• Problem to solve: Scan the records for the string "this" and state how many lines contain it, using the number alone.

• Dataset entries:
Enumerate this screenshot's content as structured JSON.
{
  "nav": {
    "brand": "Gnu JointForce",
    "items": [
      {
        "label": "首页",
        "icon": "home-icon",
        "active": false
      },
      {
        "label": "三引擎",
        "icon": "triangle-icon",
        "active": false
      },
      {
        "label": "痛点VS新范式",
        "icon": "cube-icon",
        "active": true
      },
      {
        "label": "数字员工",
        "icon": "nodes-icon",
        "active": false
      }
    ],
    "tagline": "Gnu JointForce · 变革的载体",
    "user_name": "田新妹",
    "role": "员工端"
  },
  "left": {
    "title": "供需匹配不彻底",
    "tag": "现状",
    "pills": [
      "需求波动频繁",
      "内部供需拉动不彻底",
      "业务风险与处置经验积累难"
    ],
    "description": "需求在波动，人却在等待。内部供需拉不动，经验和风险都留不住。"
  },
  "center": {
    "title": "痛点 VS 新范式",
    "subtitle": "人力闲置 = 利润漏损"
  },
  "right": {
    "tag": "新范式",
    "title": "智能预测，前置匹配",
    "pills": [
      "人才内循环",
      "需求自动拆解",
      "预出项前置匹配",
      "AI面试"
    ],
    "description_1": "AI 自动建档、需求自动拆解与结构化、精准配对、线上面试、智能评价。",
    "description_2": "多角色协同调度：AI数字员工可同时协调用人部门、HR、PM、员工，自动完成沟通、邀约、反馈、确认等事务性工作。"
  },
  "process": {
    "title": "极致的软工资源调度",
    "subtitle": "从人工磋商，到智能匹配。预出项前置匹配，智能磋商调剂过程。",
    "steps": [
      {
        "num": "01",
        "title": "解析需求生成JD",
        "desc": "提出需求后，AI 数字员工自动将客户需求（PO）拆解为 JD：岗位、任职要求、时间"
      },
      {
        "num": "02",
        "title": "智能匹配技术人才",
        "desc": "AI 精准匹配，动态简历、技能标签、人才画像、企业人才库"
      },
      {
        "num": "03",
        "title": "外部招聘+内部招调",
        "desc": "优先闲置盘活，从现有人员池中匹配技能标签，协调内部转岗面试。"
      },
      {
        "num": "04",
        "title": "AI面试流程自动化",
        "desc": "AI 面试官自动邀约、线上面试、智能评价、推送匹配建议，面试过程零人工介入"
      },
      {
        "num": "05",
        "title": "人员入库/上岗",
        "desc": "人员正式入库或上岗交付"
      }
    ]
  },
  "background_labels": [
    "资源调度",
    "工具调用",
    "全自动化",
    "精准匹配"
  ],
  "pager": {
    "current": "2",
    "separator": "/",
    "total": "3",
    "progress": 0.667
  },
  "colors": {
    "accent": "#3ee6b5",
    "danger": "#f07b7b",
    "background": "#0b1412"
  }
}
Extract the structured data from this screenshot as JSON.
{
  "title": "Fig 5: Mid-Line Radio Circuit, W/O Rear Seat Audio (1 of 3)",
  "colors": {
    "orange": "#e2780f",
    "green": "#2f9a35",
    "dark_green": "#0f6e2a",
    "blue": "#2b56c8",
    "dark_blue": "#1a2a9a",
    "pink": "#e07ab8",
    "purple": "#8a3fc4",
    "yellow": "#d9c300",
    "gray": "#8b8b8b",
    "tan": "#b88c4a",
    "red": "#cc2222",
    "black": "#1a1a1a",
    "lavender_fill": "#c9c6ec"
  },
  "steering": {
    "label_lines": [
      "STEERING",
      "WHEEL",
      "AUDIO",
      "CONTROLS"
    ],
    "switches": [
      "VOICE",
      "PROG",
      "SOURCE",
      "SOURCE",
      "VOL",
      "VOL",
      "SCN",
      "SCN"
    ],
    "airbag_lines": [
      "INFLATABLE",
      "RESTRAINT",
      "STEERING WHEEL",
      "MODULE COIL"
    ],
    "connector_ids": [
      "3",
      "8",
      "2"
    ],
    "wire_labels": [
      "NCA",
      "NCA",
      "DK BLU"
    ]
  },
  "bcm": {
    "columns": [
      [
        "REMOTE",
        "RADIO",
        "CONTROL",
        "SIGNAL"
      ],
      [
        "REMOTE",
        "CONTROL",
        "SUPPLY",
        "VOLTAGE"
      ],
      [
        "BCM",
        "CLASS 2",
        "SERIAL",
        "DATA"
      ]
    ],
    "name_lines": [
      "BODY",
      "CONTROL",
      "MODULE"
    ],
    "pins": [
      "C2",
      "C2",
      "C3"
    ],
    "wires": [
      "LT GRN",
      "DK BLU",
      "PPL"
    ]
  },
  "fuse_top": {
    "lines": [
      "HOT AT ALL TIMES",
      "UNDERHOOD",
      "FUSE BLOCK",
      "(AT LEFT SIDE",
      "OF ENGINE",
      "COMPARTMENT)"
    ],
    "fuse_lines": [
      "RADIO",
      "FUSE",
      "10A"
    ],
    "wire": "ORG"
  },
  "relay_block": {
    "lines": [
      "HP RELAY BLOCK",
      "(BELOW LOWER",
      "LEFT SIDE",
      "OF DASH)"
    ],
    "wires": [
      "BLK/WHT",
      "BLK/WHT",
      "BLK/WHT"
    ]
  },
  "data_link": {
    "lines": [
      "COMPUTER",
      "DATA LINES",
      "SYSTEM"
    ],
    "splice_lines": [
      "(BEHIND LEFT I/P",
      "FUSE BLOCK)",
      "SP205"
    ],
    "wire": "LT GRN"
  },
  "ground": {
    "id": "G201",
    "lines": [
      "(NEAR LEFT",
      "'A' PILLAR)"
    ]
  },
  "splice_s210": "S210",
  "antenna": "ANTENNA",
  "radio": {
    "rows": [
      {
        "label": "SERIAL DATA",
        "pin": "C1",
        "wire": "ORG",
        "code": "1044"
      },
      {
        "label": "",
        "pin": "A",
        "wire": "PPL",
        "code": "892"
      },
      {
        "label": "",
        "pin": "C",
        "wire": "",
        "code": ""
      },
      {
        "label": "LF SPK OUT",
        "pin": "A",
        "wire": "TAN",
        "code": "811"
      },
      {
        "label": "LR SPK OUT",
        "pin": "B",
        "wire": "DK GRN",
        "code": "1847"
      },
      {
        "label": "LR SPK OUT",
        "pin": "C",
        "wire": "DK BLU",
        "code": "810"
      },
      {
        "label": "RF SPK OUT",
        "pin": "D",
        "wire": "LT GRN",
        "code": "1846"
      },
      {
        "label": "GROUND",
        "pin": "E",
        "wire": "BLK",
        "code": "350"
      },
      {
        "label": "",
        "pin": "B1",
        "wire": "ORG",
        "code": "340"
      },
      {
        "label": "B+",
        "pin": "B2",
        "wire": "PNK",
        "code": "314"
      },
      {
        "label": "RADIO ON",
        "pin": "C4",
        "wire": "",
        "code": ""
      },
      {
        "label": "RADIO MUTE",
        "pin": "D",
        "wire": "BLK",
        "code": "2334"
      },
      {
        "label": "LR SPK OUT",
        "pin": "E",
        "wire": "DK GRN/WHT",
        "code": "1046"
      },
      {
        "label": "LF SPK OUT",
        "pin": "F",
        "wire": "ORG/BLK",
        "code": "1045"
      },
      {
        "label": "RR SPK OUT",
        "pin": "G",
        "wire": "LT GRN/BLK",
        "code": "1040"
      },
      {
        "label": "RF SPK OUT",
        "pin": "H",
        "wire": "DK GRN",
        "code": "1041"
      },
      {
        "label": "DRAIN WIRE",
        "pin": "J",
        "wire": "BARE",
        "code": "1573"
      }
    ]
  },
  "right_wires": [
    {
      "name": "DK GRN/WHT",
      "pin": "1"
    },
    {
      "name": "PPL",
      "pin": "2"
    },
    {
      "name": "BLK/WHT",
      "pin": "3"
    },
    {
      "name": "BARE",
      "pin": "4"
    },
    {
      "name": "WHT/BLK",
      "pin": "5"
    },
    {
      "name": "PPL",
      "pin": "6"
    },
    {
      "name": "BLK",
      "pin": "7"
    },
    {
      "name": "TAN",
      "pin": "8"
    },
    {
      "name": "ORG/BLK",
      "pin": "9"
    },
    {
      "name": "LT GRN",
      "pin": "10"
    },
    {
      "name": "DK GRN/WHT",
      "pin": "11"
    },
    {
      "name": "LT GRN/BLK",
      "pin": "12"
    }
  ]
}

• Task answer: 2